Bright Future (2003), like Pulse, concerns itself with disaffected youth who haven’t much brightness to look forward to. Two friends work in a commercial laundry; Mamoru is obsessed with acclimating a jellyfish to freshwater, Yuji addicted to arcade games and, with passing similarity to Cure’s hypnotist, “lost.” Both of Bright Future’s young men have an overpowering urge to kill their employer, an obnoxious man but not an abusive boss, a regular family guy who likes to reminisce about his wild youth and pretends to be “with it” by borrowing a CD. Neither youth speaks of it to the other, and until the murder happens, its inevitability is hidden from the viewer. Mamoru kills the boss and his family. Yuji goes to their house with the intention of doing the same thing, only to find that his friend has beaten him to it.

In other films such as Doppelgänger (2003) and Charisma (1999), Kurosawa addresses in different ways an irresistible compulsion for ordinary people to transform themselves into more violent, ruthless, and determined beings. The result is not invariably that they become “evil,” but the toxins of the society are revealed through their decisions and their impulses, and we’re confronted with the contagion of technology and the infected consciousness of living in an intolerable world. The fact that it is an intolerable world is paradoxically emphasized by its utter normality: the way people eat and work and carry on with social life—uninflected, routinized, “modern” yet thoroughly conditioned by traditional structures.

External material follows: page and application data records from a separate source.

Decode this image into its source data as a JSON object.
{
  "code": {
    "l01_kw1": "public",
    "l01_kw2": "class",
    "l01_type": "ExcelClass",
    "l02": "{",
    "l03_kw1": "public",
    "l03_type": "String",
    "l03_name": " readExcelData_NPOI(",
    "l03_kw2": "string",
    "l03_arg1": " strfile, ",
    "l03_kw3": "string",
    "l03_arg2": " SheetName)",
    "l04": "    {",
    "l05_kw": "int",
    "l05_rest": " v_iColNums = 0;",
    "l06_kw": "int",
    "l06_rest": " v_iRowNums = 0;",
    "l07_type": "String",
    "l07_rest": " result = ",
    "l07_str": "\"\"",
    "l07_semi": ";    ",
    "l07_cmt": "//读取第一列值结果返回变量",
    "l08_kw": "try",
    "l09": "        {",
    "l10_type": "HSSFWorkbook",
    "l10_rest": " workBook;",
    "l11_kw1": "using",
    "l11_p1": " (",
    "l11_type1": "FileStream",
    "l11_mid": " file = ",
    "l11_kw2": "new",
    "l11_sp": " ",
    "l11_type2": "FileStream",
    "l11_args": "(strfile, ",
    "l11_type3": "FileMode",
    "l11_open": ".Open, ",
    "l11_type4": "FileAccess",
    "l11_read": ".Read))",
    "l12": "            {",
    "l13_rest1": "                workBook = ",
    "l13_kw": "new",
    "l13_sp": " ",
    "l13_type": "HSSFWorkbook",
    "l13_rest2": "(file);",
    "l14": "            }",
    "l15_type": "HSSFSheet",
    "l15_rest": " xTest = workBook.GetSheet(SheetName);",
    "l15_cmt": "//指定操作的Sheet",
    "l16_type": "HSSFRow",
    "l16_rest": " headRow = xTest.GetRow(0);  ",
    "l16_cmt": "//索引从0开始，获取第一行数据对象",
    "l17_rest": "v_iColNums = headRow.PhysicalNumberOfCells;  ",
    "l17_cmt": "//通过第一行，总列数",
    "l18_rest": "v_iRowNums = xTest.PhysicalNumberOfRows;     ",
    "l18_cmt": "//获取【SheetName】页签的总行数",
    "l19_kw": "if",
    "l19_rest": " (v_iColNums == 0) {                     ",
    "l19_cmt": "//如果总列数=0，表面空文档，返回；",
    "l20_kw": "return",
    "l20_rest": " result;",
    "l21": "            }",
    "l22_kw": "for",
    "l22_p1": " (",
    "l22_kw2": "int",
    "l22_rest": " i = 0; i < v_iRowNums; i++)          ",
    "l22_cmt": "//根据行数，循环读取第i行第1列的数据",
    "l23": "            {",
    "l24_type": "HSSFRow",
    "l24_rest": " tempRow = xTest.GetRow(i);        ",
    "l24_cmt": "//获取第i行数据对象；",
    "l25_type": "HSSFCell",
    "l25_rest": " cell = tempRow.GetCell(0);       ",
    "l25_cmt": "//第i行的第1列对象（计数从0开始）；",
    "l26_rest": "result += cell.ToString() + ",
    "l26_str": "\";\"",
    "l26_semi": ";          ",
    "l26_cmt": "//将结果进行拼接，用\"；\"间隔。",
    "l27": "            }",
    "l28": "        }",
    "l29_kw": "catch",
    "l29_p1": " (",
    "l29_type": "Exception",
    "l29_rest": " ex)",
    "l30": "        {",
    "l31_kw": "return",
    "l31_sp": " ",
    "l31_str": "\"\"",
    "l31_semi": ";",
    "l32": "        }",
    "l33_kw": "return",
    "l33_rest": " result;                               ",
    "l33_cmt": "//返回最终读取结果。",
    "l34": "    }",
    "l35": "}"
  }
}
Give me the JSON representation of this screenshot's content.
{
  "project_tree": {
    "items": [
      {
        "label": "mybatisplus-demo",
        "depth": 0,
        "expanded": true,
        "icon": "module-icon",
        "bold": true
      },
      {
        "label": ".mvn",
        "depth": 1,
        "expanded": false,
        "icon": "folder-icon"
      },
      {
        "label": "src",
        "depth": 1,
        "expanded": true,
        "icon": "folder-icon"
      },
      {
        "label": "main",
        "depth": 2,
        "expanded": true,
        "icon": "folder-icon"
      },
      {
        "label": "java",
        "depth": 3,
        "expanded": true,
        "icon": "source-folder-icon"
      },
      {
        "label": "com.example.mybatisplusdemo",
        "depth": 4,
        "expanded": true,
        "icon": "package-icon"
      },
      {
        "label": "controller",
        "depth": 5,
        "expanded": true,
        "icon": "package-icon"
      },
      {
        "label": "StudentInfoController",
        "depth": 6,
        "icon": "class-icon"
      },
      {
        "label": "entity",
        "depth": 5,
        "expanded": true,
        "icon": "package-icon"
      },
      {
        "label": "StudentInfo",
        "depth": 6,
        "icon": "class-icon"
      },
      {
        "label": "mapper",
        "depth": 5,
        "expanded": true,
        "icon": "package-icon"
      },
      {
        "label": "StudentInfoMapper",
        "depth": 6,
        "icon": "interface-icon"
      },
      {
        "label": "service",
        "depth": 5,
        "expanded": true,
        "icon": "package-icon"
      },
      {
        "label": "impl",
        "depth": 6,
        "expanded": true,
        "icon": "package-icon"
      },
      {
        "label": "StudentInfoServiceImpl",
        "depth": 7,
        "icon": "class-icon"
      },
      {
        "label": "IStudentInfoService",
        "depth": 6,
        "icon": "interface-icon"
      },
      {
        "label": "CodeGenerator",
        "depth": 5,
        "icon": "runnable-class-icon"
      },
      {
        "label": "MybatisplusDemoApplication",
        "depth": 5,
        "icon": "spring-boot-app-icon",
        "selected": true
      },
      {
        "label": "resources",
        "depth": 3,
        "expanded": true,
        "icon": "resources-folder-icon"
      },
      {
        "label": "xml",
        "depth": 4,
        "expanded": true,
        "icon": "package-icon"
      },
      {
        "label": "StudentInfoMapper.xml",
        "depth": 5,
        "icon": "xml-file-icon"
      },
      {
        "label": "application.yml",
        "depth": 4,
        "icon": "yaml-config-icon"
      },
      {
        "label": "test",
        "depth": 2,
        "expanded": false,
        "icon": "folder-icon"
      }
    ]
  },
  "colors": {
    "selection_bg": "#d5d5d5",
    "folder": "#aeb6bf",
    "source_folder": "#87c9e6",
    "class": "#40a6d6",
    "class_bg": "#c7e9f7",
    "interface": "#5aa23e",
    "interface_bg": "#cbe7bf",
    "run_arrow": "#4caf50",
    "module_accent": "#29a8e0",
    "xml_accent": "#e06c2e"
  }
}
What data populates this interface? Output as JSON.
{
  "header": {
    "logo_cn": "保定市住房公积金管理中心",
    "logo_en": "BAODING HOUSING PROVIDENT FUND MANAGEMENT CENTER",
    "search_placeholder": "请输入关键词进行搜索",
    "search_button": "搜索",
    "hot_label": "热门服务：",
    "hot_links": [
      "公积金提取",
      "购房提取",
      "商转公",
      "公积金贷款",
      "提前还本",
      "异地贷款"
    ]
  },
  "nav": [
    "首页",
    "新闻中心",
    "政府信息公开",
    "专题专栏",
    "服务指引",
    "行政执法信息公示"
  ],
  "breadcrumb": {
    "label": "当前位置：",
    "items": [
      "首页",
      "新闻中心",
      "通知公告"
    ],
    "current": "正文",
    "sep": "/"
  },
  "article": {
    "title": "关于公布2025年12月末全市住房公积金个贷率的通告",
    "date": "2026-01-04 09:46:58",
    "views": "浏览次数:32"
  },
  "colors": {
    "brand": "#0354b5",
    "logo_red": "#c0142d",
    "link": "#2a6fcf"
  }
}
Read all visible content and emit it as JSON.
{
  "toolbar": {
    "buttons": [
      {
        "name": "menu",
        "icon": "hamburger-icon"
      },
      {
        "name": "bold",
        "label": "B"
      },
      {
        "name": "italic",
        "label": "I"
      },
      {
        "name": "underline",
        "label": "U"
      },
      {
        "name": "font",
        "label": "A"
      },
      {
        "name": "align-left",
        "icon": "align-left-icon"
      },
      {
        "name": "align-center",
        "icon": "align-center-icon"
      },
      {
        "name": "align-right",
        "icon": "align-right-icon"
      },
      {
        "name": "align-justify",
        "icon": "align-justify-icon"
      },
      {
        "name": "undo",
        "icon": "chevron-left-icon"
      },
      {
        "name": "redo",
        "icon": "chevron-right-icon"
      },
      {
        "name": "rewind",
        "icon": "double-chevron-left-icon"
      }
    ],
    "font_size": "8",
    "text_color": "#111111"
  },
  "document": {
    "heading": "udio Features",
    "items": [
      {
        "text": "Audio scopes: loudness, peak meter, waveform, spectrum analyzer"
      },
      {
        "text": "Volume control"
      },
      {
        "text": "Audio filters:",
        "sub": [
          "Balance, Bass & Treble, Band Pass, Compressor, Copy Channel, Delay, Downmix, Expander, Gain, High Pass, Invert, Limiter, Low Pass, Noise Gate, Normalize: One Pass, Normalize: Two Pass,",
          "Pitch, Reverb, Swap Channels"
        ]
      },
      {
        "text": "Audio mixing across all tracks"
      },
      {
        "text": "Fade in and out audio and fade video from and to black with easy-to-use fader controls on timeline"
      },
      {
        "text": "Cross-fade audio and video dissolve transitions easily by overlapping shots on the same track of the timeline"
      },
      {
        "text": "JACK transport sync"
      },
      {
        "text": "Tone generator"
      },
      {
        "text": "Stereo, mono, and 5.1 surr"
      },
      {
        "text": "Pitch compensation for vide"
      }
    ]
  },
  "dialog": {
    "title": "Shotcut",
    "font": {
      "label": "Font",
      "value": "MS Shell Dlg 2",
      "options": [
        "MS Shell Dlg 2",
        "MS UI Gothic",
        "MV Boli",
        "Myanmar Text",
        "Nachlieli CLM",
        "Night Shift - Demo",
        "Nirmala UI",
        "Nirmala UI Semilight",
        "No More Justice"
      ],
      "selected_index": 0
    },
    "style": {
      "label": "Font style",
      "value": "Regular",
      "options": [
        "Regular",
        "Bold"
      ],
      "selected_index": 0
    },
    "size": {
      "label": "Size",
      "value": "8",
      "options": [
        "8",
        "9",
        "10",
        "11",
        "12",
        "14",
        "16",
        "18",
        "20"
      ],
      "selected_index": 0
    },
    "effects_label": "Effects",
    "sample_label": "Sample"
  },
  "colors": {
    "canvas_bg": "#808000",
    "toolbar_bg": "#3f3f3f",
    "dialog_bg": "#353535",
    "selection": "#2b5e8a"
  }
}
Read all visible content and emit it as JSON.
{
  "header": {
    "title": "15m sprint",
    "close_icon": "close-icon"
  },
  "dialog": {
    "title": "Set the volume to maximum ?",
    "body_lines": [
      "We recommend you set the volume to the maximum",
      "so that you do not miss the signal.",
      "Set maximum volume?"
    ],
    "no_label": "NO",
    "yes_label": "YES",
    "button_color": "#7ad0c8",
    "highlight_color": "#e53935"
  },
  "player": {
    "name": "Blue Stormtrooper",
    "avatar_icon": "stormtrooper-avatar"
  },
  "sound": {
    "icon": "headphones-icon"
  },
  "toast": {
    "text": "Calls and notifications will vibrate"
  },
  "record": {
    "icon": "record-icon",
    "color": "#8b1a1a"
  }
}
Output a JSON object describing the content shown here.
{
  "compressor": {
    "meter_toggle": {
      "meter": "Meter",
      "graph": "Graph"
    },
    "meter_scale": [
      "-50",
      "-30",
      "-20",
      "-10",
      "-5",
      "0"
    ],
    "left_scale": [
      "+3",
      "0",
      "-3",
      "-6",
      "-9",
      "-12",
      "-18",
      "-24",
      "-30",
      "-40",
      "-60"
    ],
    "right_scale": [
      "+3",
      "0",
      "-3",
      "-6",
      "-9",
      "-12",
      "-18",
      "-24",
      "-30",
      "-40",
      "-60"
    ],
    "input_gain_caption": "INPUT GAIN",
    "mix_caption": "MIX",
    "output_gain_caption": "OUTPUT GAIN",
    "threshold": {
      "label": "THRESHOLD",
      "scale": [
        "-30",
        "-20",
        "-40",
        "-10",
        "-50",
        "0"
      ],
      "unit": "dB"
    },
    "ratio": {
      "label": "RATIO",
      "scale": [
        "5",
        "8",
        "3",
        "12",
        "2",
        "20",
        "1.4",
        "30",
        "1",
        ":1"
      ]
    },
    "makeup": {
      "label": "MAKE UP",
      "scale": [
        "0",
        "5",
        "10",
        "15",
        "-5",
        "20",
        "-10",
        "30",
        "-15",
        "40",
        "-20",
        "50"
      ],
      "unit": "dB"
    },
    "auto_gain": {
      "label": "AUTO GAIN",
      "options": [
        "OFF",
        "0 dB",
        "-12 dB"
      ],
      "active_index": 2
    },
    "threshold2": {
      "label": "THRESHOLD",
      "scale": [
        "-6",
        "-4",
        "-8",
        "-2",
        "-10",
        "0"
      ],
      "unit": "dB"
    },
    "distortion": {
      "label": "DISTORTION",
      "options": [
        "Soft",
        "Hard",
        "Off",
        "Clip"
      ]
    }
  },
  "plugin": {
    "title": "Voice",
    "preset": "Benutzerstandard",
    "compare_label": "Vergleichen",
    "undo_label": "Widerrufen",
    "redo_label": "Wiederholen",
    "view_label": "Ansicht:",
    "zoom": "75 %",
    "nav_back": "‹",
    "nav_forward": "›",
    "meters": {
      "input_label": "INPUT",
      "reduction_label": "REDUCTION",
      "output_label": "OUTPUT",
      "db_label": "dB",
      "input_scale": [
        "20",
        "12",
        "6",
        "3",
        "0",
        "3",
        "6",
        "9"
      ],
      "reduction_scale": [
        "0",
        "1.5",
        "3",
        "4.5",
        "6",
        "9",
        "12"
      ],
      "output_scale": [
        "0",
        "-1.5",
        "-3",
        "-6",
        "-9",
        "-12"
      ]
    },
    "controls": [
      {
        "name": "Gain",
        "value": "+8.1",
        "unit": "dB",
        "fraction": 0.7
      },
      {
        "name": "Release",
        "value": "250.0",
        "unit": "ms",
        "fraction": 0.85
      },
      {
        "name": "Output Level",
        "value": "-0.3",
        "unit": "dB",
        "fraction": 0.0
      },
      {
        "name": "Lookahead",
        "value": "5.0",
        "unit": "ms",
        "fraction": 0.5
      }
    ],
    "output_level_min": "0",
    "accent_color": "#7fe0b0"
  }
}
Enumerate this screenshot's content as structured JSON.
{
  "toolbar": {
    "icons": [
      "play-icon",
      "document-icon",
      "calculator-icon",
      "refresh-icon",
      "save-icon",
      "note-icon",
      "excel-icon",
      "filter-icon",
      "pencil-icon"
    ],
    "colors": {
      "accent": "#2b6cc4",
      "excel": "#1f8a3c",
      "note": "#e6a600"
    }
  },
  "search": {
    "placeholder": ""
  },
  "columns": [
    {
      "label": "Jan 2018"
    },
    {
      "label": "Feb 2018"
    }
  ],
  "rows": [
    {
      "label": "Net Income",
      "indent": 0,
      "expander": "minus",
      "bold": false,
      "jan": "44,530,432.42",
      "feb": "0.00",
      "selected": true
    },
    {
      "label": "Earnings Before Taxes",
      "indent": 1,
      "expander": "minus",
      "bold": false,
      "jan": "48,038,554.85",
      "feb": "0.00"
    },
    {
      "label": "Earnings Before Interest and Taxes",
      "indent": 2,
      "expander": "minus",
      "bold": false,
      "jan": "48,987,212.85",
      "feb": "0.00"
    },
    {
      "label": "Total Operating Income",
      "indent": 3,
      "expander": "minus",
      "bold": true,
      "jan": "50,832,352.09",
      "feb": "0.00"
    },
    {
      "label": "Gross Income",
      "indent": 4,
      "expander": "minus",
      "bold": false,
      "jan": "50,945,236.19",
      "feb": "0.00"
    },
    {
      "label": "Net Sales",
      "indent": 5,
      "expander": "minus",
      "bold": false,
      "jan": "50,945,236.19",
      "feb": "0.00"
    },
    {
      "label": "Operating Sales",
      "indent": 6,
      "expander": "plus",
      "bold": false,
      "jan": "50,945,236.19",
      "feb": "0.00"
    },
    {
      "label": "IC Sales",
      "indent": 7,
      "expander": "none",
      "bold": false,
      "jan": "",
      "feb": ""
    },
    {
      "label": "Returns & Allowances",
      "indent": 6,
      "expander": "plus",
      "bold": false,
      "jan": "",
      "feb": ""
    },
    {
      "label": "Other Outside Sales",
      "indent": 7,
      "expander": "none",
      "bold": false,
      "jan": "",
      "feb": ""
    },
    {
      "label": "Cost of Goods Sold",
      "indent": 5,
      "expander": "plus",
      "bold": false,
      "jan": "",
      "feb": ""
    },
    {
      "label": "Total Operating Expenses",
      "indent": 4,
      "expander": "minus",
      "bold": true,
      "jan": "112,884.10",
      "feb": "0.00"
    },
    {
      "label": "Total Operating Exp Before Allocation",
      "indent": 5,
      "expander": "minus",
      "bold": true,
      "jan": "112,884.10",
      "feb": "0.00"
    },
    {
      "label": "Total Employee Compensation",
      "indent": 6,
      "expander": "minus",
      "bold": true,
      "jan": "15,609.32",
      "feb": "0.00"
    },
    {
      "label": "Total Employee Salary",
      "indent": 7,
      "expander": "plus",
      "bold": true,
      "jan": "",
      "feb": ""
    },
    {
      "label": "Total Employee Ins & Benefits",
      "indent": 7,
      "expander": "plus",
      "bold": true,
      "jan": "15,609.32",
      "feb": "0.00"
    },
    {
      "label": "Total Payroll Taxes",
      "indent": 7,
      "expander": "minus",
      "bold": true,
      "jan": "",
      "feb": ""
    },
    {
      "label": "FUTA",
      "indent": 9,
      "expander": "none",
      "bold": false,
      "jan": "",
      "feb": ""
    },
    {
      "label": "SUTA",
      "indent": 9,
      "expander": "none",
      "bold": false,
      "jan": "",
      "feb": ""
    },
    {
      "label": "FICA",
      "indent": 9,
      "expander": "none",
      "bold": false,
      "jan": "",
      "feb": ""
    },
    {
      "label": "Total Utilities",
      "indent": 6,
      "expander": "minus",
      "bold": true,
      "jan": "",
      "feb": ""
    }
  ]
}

These films reveal systemic social problems: There is, otherwise, no obvious reason why the disaster and mayhem featured in them should occur. Cure’s hypnotist was a gifted psychology student. The victims in Pulse are ordinary young people highly trained on computers and seemingly well acclimated to the complexities of the hypercities of the present day. The protagonist of Doppelgänger is a brilliant cybernetics inventor. Kurosawa’s characters don’t typically live in poverty or inhabit slums. They drive nice cars, dwell in well-ordered houses, and work at jobs that, even when dissatisfying, pay well.

Something in this smoothly functioning world drives them over the edge. Something in it even demands its annihilation. This may be the past inhabiting the present and poisoning the future. It may be the hubris of a species that has worn out its welcome on the earth. It may be the apprehension that Thanatos is much, much more powerful than Eros. Near the end of Bright Future, we see that not only has the iridescent jellyfish survived its accidental release into an expanse of freshwater, it has multiplied: A flotilla of its kind, brightly lit from within, makes its way along a freshwater river that courses through Tokyo. The father of the killer, a sympathetic scrap-iron dealer who is spellbound by the beauty of the bloblike creatures, wades into the river to observe them and is promptly stung to death.

Gary Indiana is currently in postproduction on Pariah, a film about Ulrike Meinhof, and Soap, based on the prose poem by Francis Ponge.